It would seem that Moray Council has, with its bonkers announcement this week that it has voted to cut all funding to the arts - the first Scottish local authority to do so. Let’s hope it’s the last.
The council has defended the decision by explaining that it’s just one of a number of cuts that have to be made if it’s to save £7 million from its 2013/14 budget, as part of a £30million cut over the next three years.
Those are vast sums of money, so what is the huge saving that will be made by axing arts funding? £62,000 for the remainder of this year, and £94,000 in 2013/14.
Every mickle maks a muckle, and cuts have to be made, but those are tiny sums within the overall budget, and the work done by companies and artists across the region represents the bargain of the century for the council, and, more importantly, the people of the area.
Over the past ten years, the arts team whose posts have already been cut, had implemented a local arts strategy, resulting in grassroots, transformative work with children and young people on the margins of society, as well as performances and interaction with the local community by organisations including the Royal Shakespeare Company and the National Theatre of Scotland.
And yet, the Council claims that the arts cut reflects “what people said they were prepared to live without” after a three-month period of consultation. Interesting then, that the suggestions from the public, available to view online, and conveyed via feedback forms, are all pro-arts.

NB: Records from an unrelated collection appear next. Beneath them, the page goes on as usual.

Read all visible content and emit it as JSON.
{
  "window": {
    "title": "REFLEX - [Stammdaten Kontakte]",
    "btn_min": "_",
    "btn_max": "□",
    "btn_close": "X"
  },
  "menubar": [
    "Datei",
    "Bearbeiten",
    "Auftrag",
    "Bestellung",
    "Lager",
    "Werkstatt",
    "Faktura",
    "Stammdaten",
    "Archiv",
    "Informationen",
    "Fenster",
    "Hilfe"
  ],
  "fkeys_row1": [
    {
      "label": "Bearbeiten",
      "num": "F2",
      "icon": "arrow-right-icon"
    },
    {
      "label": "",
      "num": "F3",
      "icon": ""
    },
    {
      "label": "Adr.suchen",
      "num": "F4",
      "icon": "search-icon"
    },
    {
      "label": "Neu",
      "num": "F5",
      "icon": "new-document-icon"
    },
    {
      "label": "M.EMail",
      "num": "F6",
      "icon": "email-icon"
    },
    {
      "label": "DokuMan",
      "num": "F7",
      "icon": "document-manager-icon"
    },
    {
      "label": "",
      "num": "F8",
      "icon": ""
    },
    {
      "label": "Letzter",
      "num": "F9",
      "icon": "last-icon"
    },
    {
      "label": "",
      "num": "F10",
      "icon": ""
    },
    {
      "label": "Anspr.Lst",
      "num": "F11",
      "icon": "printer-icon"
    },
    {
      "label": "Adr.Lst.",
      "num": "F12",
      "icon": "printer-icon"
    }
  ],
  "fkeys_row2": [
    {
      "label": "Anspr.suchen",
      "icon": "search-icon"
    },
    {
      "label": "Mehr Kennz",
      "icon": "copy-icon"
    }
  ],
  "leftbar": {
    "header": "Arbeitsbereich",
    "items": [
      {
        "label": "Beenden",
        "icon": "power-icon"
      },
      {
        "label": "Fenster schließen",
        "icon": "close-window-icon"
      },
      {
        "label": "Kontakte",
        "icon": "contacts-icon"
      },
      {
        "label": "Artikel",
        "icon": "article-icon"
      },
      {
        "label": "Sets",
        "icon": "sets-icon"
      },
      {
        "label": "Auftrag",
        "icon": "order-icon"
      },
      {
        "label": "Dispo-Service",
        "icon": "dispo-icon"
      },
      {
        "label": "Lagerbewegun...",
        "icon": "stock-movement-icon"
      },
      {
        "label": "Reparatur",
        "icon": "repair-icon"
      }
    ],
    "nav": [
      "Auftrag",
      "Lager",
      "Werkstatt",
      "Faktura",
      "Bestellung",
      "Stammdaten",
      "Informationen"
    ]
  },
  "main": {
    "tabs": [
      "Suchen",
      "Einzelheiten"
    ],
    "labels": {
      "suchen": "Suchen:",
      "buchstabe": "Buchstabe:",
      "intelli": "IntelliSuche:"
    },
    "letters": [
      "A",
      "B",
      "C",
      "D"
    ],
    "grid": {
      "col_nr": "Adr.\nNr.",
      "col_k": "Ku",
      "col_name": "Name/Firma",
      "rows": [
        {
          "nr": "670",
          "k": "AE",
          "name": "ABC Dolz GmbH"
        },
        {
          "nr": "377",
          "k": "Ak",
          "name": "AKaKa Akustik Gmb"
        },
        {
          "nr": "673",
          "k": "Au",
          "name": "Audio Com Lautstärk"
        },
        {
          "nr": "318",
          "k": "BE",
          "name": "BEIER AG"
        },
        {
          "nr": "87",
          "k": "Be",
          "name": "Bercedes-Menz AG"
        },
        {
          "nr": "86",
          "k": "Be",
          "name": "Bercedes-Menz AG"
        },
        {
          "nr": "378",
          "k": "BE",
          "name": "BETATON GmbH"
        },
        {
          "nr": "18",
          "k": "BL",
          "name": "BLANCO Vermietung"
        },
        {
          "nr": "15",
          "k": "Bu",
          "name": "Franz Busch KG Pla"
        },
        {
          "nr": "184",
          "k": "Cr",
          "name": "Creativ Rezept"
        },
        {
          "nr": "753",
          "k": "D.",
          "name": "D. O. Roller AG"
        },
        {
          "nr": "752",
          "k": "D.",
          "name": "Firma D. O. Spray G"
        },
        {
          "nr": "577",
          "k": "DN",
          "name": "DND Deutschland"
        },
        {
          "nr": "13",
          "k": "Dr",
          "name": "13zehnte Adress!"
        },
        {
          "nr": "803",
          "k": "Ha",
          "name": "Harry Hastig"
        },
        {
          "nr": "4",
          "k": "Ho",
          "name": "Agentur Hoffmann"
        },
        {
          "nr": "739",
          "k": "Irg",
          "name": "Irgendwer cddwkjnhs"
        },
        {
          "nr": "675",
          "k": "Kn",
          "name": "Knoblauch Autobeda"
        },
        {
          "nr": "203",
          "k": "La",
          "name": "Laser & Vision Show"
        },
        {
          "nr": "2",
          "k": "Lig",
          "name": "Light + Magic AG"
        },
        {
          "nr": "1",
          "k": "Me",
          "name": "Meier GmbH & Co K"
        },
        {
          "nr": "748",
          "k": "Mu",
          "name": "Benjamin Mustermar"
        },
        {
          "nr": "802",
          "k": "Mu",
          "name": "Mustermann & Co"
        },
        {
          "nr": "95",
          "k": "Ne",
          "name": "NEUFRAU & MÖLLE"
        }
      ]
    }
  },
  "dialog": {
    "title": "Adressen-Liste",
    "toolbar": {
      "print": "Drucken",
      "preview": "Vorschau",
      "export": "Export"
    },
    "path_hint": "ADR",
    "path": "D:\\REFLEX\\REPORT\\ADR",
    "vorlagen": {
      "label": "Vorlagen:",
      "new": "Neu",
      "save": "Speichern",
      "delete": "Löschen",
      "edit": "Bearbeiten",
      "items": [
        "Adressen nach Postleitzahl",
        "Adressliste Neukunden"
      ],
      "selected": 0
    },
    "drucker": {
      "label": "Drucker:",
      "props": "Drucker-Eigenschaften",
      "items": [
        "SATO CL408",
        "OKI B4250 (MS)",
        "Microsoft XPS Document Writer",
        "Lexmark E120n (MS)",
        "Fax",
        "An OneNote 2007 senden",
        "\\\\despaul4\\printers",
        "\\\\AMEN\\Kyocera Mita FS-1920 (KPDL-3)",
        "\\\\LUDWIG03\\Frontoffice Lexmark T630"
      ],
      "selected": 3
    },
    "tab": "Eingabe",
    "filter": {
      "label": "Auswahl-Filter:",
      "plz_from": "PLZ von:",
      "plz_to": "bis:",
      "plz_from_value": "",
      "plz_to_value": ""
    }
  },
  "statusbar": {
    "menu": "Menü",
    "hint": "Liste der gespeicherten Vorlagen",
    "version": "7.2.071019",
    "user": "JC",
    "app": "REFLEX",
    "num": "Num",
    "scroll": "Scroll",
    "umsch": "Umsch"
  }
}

Here’s a sample: “Don’t cut cultural services – they are an investment for the future”; Keep community centres and museums for tourism”; “retain arts in Moray”; “move money from other areas into arts”; “arts can lead to more revenues/ spending money”; “Keep libraries and museums open”.
I can only conclude that this short-sighted decision has been made because the councilors are literally short-sighted - they clearly cannot read what local people have written. That must be the case. They wouldn’t be ignoring the public and implementing a policy regardless, would they?
So get in there and support your local grassroots arts event - the Glasgow Film Festival may be flourishing, but it needs bums on seats too - it’s just got underway - book your tickets now - some events are already sold out.
Meanwhile, a new film festival, SCOTTISH REELS, begins in Peebles today. Organised by the Eastgate Theatre, the line-up includes new and classic films, in a celebration of over 100 years of Scotland’s finest cinematic talents, behind and in front of the camera. It includes a selection of Tartan Shorts, by the likes of Peter Mullan. Yes - Scottish Screen funding helped kick-start Peter’s career. He went on to direct features in Scotland, creating work and boosting the local economy. Just one example of how a tiny investment in artists can pay off big time.